like a man on an earthquake.
I want to fly up to the moon and lick

the cheese off, wiping my hands
on the dress of Venus. With a cigar,
I’ll blow new rings around Saturn and rake
Jupiter’s moons into a chicken’s coop.
And for an encore, I’ll lift up the Holy Land

and make everyone hug and kiss
until something human shakes
out of their mouths, eyes, ears, and they scoop
it up in their callused hands. Like old scars,
only love will grow in their fists.

My second example is called the Weave. It is less restrictive than a
Karousel and can be written in two line stanzas, five line stanzas, or no separate
stanzas at all.

• Its rhyme scheme follows this pattern: abcad befbg ehiej (and so on).
• The first and fourth lines rhyme, and the second line rhyme from the first stanza becomes the rhyme for the first and fourth lines in the following stanza.
• So, the second line from stanza one weaves into stanza two; the second
line from stanza two weaves into stanza three.
• This form has no definitive number of lines.

The following poems are examples of this form.

© David James - provided by author

© David James – provided by author


I’m drowning
in a pool of my own making
like a minnow at the bottom of the ocean.
It’s too dark to see. There’s a pounding
between my ears, peeling the flesh

off my brain, breaking
each good thought
into dust that dissolves in water.
Much of what we do could be called faking
it, going through the motions

so we won’t get caught.
But we learn too late, this one life,
these millions of minutes
can’t be bought
or sold, only used or wasted.

I’M GUILTY: (originally published in Poem)
“There is a terrible blindness in happiness.”
Pascal Bruckner, Perpetual Euphoria

I’m blind as a bat
without radar.
Maybe it’s luck or fate or random chance—
but I’m blessed, gorging myself, a rat
in a cheese factory, dancing
on a huge block of brie with caviar.
I know kids go to bed hungry and beaten, crying
for help, that people sleep in alleys and trash cans,
that a woman opens a knife, cuts a long scar
down her left arm, lost in a trance,

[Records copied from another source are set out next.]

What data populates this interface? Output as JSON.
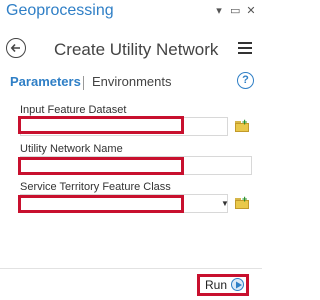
{
  "pane": {
    "title": "Geoprocessing",
    "controls": [
      "▾",
      "▭",
      "✕"
    ]
  },
  "tool": {
    "title": "Create Utility Network"
  },
  "tabs": {
    "parameters": "Parameters",
    "environments": "Environments",
    "help": "?"
  },
  "params": [
    {
      "label": "Input Feature Dataset",
      "value": ""
    },
    {
      "label": "Utility Network Name",
      "value": ""
    },
    {
      "label": "Service Territory Feature Class",
      "value": ""
    }
  ],
  "footer": {
    "run_label": "Run"
  },
  "colors": {
    "accent": "#2f7fc6",
    "highlight": "#c8102e"
  }
}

but I wake in the morning—a wren singing
outside my window, a sunspot growing on the kitchen floor.
Coffee brews as I grab my favorite mug
and sit on the sofa, daydreaming
of our next vacation on Lake Huron, sand
sifting through my toes. I don’t mean to ignore
the hurt, the displaced and abused, the addicted
and suffering.              I just don’t see them.
I stare out and my children, strong as sycamores,
run through the flowers blooming—tulips, dahlias, rosebuds.

It has been my experience that both of these new forms stretch and challenge me as a writer. I am able to generate lines and images that I would not have generated if I wrote the same poems in free verse. That is a wonderful side benefit to these forms. I also note that when read out loud, no one ever catches that these are formal poems with particular rhyme schemes. Again, that is my whole purpose in creating them: I want the music in the poem but not the constriction of a rigid form.

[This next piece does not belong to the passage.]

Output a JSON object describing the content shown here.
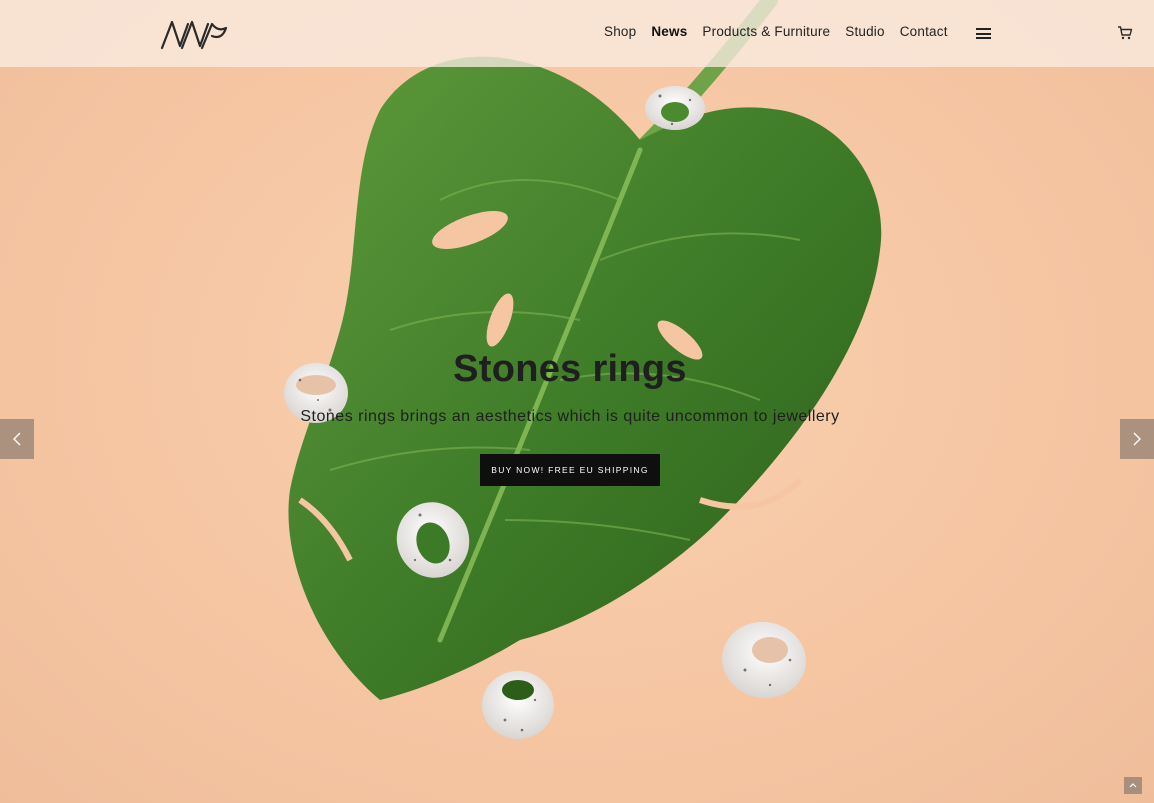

Whether or not the Karousel and Weave last or evolve is not important. Only time and fate will determine that. They are, however, forms that I have used and reused to make dozens of poems, new forms that have allowed me to see the world in a different light. Even though rhyming poetry has fallen out of favor and practice with most contemporary poets, that does not mean formal poetry must die a slow death. It is our right, perhaps our duty, to resurrect rhyme and meter and transform its use to capture the day. With a little imagination and attention, a new formal poetry can speak out in this terrible world.

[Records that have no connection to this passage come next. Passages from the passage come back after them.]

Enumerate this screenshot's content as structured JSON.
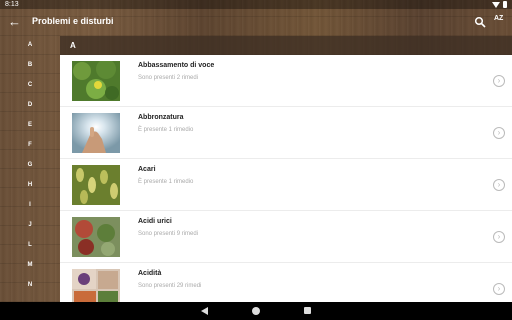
{
  "status_bar": {
    "time": "8:13"
  },
  "app_bar": {
    "title": "Problemi e disturbi",
    "sort_label": "AZ"
  },
  "alphabet": [
    "A",
    "B",
    "C",
    "D",
    "E",
    "F",
    "G",
    "H",
    "I",
    "J",
    "L",
    "M",
    "N"
  ],
  "section": {
    "letter": "A"
  },
  "items": [
    {
      "title": "Abbassamento di voce",
      "subtitle": "Sono presenti 2 rimedi"
    },
    {
      "title": "Abbronzatura",
      "subtitle": "È presente 1 rimedio"
    },
    {
      "title": "Acari",
      "subtitle": "È presente 1 rimedio"
    },
    {
      "title": "Acidi urici",
      "subtitle": "Sono presenti 9 rimedi"
    },
    {
      "title": "Acidità",
      "subtitle": "Sono presenti 29 rimedi"
    }
  ],
  "colors": {
    "app_bar_text": "#ffffff",
    "list_bg": "#ffffff",
    "subtitle": "#aaaaaa"
  },
  "icons": {
    "back": "arrow-back-icon",
    "search": "search-icon",
    "sort": "sort-az-icon",
    "row_chevron": "chevron-right-circle-icon"
  }
}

David James teaches for Oakland Community College in Michigan. His second book, SHE DANCES LIKE MUSSOLINI, was published by March Street Press and won the 2010 Next Generation Indie Book Award for poetry. More than twenty of his one-act plays have been produced from New York to California.

© David James, PO Box 721, Linden, MI 48451
Revised Jan. 9, 2013.